American Dreams: Reveries and Revisitations by Norbert Krapf ($15, Mongrel Empire Press, ISBN 978-0-9851337-4-0)
Guided Tour of History, Place, and Memory
In American Dreams: Reveries and Revisitations, Norbert Krapf details family history and depicts place—especially Long Island, rural Indiana, and Bavaria—in the plain spoken voices of profoundly honest personae. Voice is the hinge upon which these poems hang, and the voice is very American, echoing Whitman and employing Dickinson’s advice to tell the truth at a slant. For Krapf, the slant takes the idea of home and place to uncanny locations. You will be well served to follow Krapf on this journey.
The book’s first poem “An American Dream” sets the stage for unraveling family history and the narrator’s place in that history. The opening lines reads: “Sometimes when I’m sitting on the patio of this old house on Long Island, staring into the wooded hillside as rush-hour traffic swishes behind my back, I wonder if I have not dreamed the history of my family” (1). The narrator is a lone individual, removed from his native Indiana, removed from his ancestors’ native Bavaria, and using dreams and poems as research tools, attempting to shed light into the dark recesses of memory and history. The poem ends with: “When I write poems and stories, do I dream these people and their history? Sitting here on a Long Island along the East Coast of America, staring into the woods, am I dreaming myself?” (1). Ending with “am I dreaming myself” is a philosophical question that has been asked for many millennia, and it is a question that virtually all writers—at least honest writers—ask as their understanding of themselves evolves through their art. In Krapf's hands, this question becomes thought provoking art.

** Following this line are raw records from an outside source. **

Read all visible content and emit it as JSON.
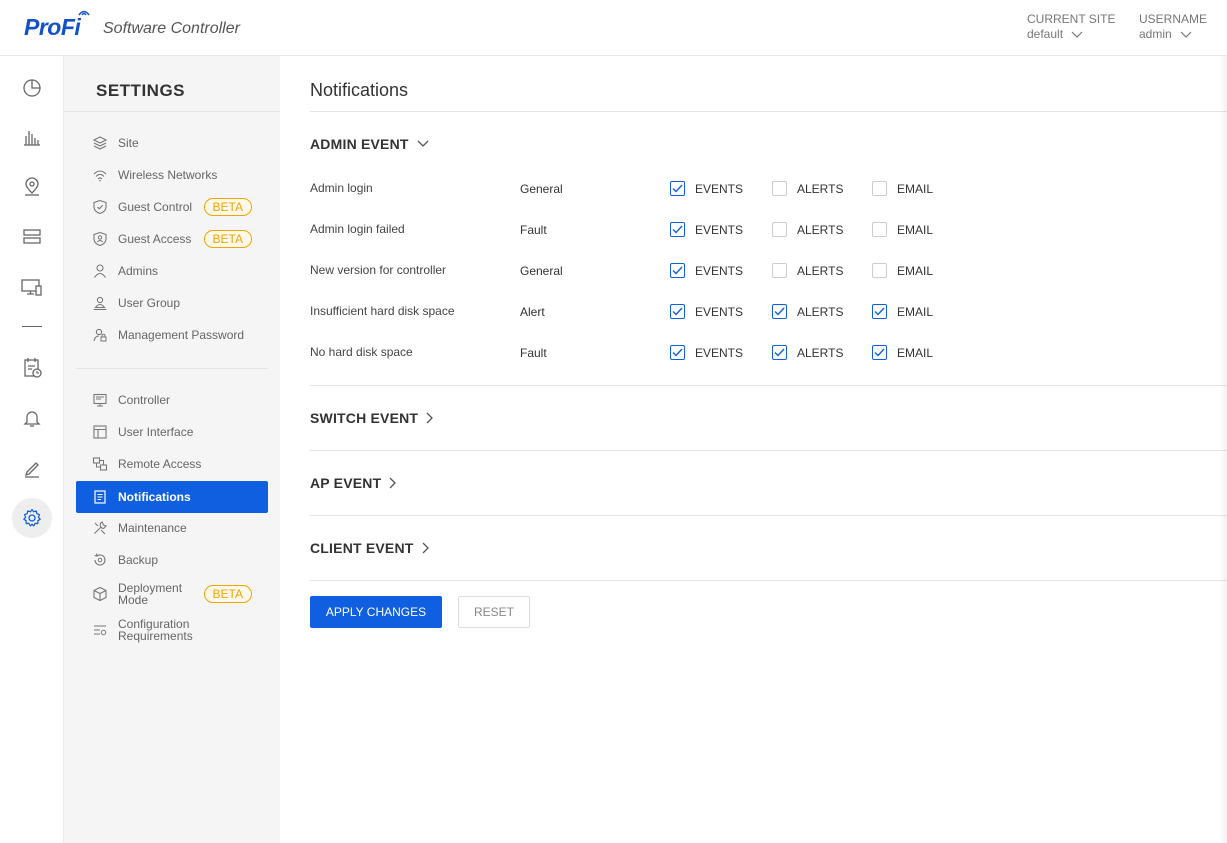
{
  "header": {
    "logo_text": "ProFi",
    "subtitle": "Software Controller",
    "current_site_label": "CURRENT SITE",
    "current_site_value": "default",
    "username_label": "USERNAME",
    "username_value": "admin"
  },
  "rail": {
    "icons": [
      "dashboard-icon",
      "statistics-icon",
      "map-icon",
      "devices-icon",
      "clients-icon",
      "log-icon",
      "alarm-icon",
      "edit-icon",
      "settings-icon"
    ]
  },
  "settings": {
    "title": "SETTINGS",
    "group1": [
      {
        "label": "Site",
        "icon": "layers-icon"
      },
      {
        "label": "Wireless Networks",
        "icon": "wifi-icon"
      },
      {
        "label": "Guest Control",
        "icon": "shield-icon",
        "badge": "BETA"
      },
      {
        "label": "Guest Access",
        "icon": "guest-shield-icon",
        "badge": "BETA"
      },
      {
        "label": "Admins",
        "icon": "user-icon"
      },
      {
        "label": "User Group",
        "icon": "user-group-icon"
      },
      {
        "label": "Management Password",
        "icon": "user-lock-icon"
      }
    ],
    "group2": [
      {
        "label": "Controller",
        "icon": "controller-icon"
      },
      {
        "label": "User Interface",
        "icon": "layout-icon"
      },
      {
        "label": "Remote Access",
        "icon": "remote-icon"
      },
      {
        "label": "Notifications",
        "icon": "notes-icon",
        "active": true
      },
      {
        "label": "Maintenance",
        "icon": "tools-icon"
      },
      {
        "label": "Backup",
        "icon": "backup-icon"
      },
      {
        "label_line1": "Deployment",
        "label_line2": "Mode",
        "icon": "cube-icon",
        "badge": "BETA"
      },
      {
        "label_line1": "Configuration",
        "label_line2": "Requirements",
        "icon": "config-icon"
      }
    ]
  },
  "main": {
    "title": "Notifications",
    "admin_event": {
      "title": "ADMIN EVENT",
      "rows": [
        {
          "name": "Admin login",
          "type": "General",
          "events": true,
          "alerts": false,
          "email": false
        },
        {
          "name": "Admin login failed",
          "type": "Fault",
          "events": true,
          "alerts": false,
          "email": false
        },
        {
          "name": "New version for controller",
          "type": "General",
          "events": true,
          "alerts": false,
          "email": false
        },
        {
          "name": "Insufficient hard disk space",
          "type": "Alert",
          "events": true,
          "alerts": true,
          "email": true
        },
        {
          "name": "No hard disk space",
          "type": "Fault",
          "events": true,
          "alerts": true,
          "email": true
        }
      ],
      "col_events": "EVENTS",
      "col_alerts": "ALERTS",
      "col_email": "EMAIL"
    },
    "switch_event": "SWITCH EVENT",
    "ap_event": "AP EVENT",
    "client_event": "CLIENT EVENT",
    "apply_label": "APPLY CHANGES",
    "reset_label": "RESET"
  },
  "colors": {
    "accent": "#0f5fe0",
    "badge": "#f0a500"
  }
}
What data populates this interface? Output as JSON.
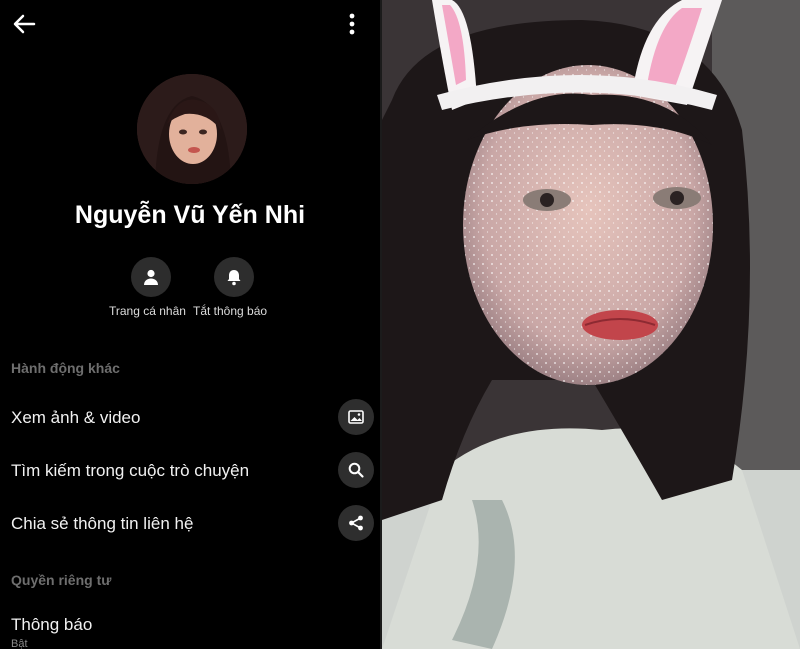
{
  "profile": {
    "name": "Nguyễn Vũ Yến Nhi",
    "actions": [
      {
        "label": "Trang cá nhân",
        "icon": "person-icon"
      },
      {
        "label": "Tắt thông báo",
        "icon": "bell-icon"
      }
    ]
  },
  "sections": {
    "more_actions_title": "Hành động khác",
    "privacy_title": "Quyền riêng tư"
  },
  "menu": [
    {
      "label": "Xem ảnh & video",
      "icon": "image-icon"
    },
    {
      "label": "Tìm kiếm trong cuộc trò chuyện",
      "icon": "search-icon"
    },
    {
      "label": "Chia sẻ thông tin liên hệ",
      "icon": "share-icon"
    }
  ],
  "notifications": {
    "label": "Thông báo",
    "status": "Bật"
  }
}
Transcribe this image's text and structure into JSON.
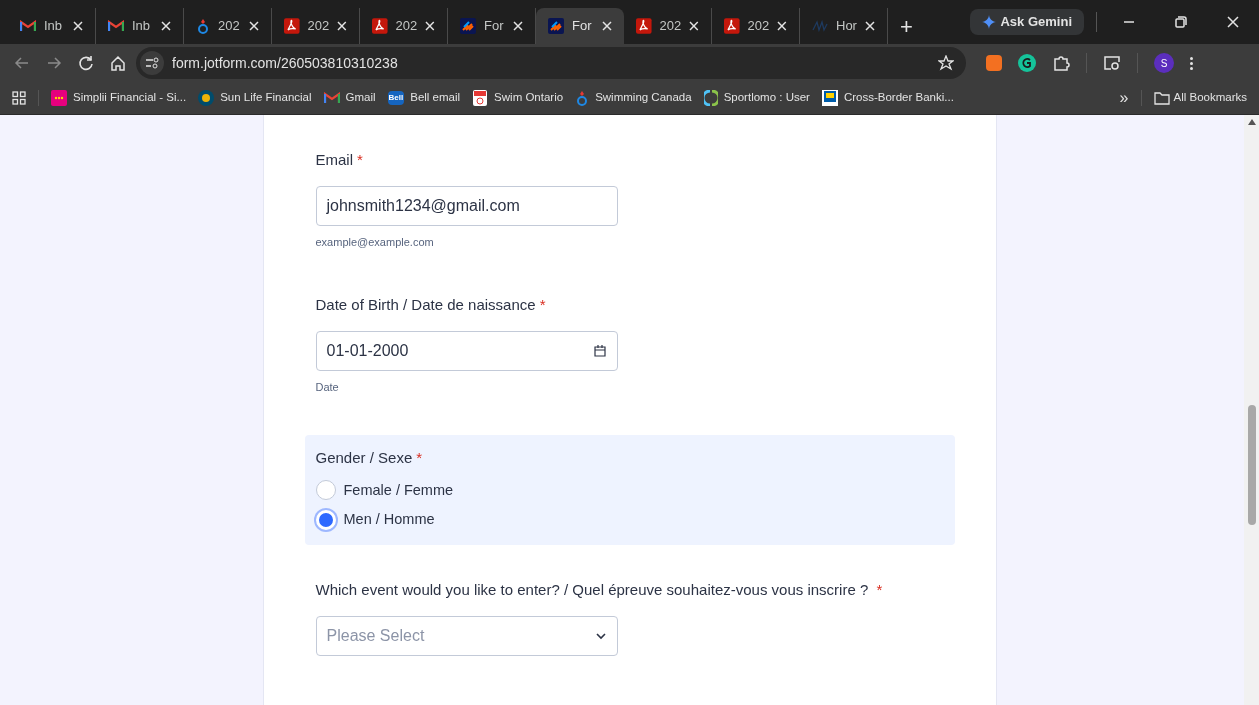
{
  "tabs": [
    {
      "kind": "gmail",
      "label": "Inb",
      "selected": false
    },
    {
      "kind": "gmail",
      "label": "Inb",
      "selected": false
    },
    {
      "kind": "swim",
      "label": "202",
      "selected": false
    },
    {
      "kind": "pdf",
      "label": "202",
      "selected": false
    },
    {
      "kind": "pdf",
      "label": "202",
      "selected": false
    },
    {
      "kind": "jotform",
      "label": "For",
      "selected": false
    },
    {
      "kind": "jotform",
      "label": "For",
      "selected": true
    },
    {
      "kind": "pdf",
      "label": "202",
      "selected": false
    },
    {
      "kind": "pdf",
      "label": "202",
      "selected": false
    },
    {
      "kind": "pen",
      "label": "Hor",
      "selected": false
    }
  ],
  "new_tab": "+",
  "gemini": "Ask Gemini",
  "address": "form.jotform.com/260503810310238",
  "profile": "S",
  "bookmarks": [
    {
      "kind": "simplii",
      "label": "Simplii Financial - Si..."
    },
    {
      "kind": "sunlife",
      "label": "Sun Life Financial"
    },
    {
      "kind": "gmail",
      "label": "Gmail"
    },
    {
      "kind": "bell",
      "label": "Bell email",
      "icon_text": "Bell"
    },
    {
      "kind": "swimon",
      "label": "Swim Ontario"
    },
    {
      "kind": "swim",
      "label": "Swimming Canada"
    },
    {
      "kind": "sportlomo",
      "label": "Sportlomo : User"
    },
    {
      "kind": "rbc",
      "label": "Cross-Border Banki..."
    }
  ],
  "overflow": "»",
  "all_bookmarks": "All Bookmarks",
  "form": {
    "email": {
      "label": "Email",
      "required_mark": "*",
      "value": "johnsmith1234@gmail.com",
      "hint": "example@example.com"
    },
    "dob": {
      "label": "Date of Birth / Date de naissance",
      "required_mark": "*",
      "value": "01-01-2000",
      "hint": "Date"
    },
    "gender": {
      "label": "Gender / Sexe",
      "required_mark": "*",
      "options": [
        {
          "label": "Female / Femme",
          "selected": false
        },
        {
          "label": "Men / Homme",
          "selected": true
        }
      ]
    },
    "event": {
      "label": "Which event would you like to enter? / Quel épreuve souhaitez-vous vous inscrire ?",
      "required_mark": "*",
      "placeholder": "Please Select"
    }
  }
}
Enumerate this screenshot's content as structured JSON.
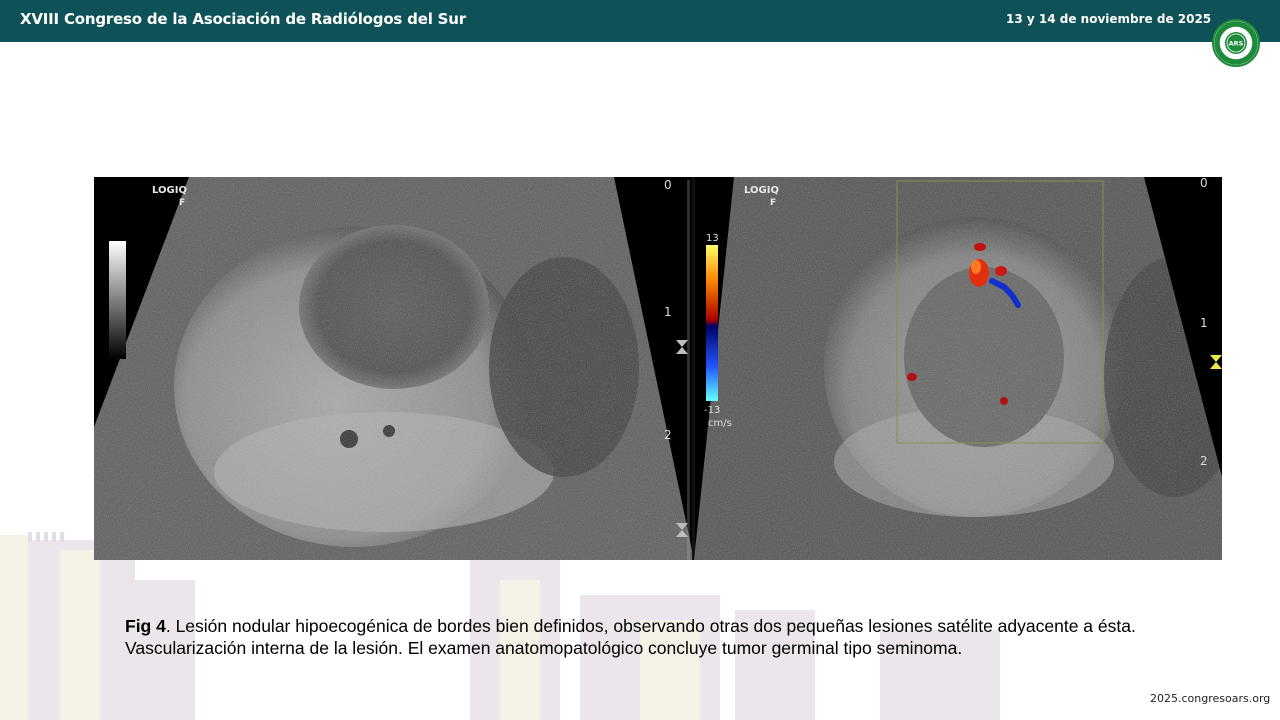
{
  "header": {
    "title": "XVIII Congreso de la Asociación de Radiólogos del Sur",
    "date": "13 y 14 de noviembre de 2025"
  },
  "logo": {
    "initials": "ARS",
    "ring_text": "ASOCIACIÓN RADIÓLOGOS SUR"
  },
  "images": {
    "left": {
      "brand": "LOGIQ",
      "mode": "F",
      "depth_marks": [
        "0",
        "1",
        "2"
      ]
    },
    "right": {
      "brand": "LOGIQ",
      "mode": "F",
      "depth_marks": [
        "0",
        "1",
        "2"
      ],
      "color_scale": {
        "max": "13",
        "min": "-13",
        "unit": "cm/s"
      }
    }
  },
  "caption": {
    "label": "Fig 4",
    "text": ". Lesión nodular hipoecogénica de bordes bien definidos, observando otras dos pequeñas lesiones satélite adyacente a ésta. Vascularización interna de la lesión. El examen anatomopatológico concluye tumor germinal tipo seminoma."
  },
  "footer": {
    "url": "2025.congresoars.org"
  },
  "colors": {
    "header_bg": "#0e5257",
    "logo_green": "#1e8a3c"
  }
}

In the book’s last section, “The Minnesota Ministel in Manhatta,” we explore American music, specifically the blues. In the poem “Welcome to NYC,” poetic influences mingle with musical influences as Whitman, Dickinson, and Bob Dylan unite: “Who still hears the song of America singing? Who, in Walt’s time, wrote mysteriously rich letters to the world that never wrote back? Even if she, Emily Dickinson, our other greatest poet, never lived here, her spirit too abides in the air. Here comes the boy from the Heartland, too, to sing his song and make his way into the world” (91). Readers may not have lived where Krapf’s personae have lived, but just like Emily Dickinson never resided in NYC but “her spirit abides in the air,” readers discover the world Krapf’s collection creates, and they are the better for the experience.
Reading American Dreams: Reveries and Revistations, takes one on a journey through history, geography, and memory. Along the way, Krapf and his personae work as adroit guides, making the trip entertaining and thought provoking.
Review by Hardy Jones, Executive Editor